━━ Provided records ━━
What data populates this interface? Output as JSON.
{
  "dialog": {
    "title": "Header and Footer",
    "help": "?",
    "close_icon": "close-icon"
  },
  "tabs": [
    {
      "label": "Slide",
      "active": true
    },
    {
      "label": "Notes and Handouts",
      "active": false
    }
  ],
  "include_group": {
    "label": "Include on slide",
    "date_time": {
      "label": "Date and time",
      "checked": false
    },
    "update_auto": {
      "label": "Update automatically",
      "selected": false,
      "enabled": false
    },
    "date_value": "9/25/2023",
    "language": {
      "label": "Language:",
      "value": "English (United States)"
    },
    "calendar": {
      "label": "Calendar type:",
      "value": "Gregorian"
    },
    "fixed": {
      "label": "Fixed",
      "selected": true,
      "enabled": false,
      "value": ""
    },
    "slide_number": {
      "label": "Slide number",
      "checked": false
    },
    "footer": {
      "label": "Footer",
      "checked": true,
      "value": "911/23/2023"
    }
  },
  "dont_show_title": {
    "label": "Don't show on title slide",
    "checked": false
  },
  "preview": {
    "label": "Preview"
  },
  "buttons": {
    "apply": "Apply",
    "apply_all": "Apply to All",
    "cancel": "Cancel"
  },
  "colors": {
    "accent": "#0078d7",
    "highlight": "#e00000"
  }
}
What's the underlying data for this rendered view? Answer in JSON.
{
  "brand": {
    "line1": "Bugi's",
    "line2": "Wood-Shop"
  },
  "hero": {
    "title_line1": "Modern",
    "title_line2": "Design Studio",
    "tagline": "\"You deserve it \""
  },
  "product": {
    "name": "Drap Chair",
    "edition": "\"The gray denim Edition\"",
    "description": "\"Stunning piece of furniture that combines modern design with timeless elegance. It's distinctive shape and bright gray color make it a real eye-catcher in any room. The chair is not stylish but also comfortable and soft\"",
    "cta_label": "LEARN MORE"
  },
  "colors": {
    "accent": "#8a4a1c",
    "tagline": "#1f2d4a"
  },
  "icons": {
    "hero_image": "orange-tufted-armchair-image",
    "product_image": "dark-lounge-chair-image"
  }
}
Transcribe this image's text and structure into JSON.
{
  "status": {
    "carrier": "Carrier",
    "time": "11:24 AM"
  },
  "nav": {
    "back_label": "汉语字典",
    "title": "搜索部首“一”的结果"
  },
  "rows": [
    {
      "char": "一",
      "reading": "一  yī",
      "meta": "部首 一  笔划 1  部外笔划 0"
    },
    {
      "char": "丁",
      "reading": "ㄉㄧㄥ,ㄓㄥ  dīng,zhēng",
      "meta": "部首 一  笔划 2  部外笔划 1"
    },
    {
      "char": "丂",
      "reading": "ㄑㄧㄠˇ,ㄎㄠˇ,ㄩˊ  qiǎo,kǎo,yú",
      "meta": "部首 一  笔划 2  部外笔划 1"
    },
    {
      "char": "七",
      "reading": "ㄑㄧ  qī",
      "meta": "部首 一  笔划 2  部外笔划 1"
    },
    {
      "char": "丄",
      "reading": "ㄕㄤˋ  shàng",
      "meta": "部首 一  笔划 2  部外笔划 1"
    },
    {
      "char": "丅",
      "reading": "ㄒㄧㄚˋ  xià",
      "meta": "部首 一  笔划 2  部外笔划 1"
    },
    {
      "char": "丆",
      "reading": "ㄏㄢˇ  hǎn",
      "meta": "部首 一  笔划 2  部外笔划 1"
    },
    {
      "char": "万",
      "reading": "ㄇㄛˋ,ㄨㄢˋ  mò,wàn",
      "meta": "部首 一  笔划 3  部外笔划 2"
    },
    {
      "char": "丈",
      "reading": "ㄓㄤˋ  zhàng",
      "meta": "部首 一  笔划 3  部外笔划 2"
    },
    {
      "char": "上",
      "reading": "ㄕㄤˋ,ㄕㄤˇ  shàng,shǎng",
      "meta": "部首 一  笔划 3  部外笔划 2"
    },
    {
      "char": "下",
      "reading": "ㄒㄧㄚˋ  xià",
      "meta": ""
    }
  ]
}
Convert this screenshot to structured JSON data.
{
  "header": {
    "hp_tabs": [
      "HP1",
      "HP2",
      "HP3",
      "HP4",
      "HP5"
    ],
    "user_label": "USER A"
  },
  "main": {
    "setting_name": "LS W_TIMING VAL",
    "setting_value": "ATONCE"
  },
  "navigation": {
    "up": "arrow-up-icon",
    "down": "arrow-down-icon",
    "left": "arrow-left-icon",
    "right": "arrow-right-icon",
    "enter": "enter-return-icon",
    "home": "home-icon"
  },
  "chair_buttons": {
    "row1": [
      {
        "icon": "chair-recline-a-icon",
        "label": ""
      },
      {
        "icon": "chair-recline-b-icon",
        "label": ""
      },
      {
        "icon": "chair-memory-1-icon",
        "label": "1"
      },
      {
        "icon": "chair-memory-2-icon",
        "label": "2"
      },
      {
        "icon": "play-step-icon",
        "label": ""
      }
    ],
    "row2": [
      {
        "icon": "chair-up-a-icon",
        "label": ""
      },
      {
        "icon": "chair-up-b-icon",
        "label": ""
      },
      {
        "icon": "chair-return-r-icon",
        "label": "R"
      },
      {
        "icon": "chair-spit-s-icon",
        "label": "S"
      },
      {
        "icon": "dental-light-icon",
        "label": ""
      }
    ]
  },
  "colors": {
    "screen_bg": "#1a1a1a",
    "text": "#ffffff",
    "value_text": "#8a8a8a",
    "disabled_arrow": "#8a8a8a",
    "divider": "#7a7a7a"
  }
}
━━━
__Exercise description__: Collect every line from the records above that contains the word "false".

__Response area__:
      "active": false
      "checked": false
      "selected": false,
      "enabled": false
      "enabled": false,
      "checked": false
    "checked": false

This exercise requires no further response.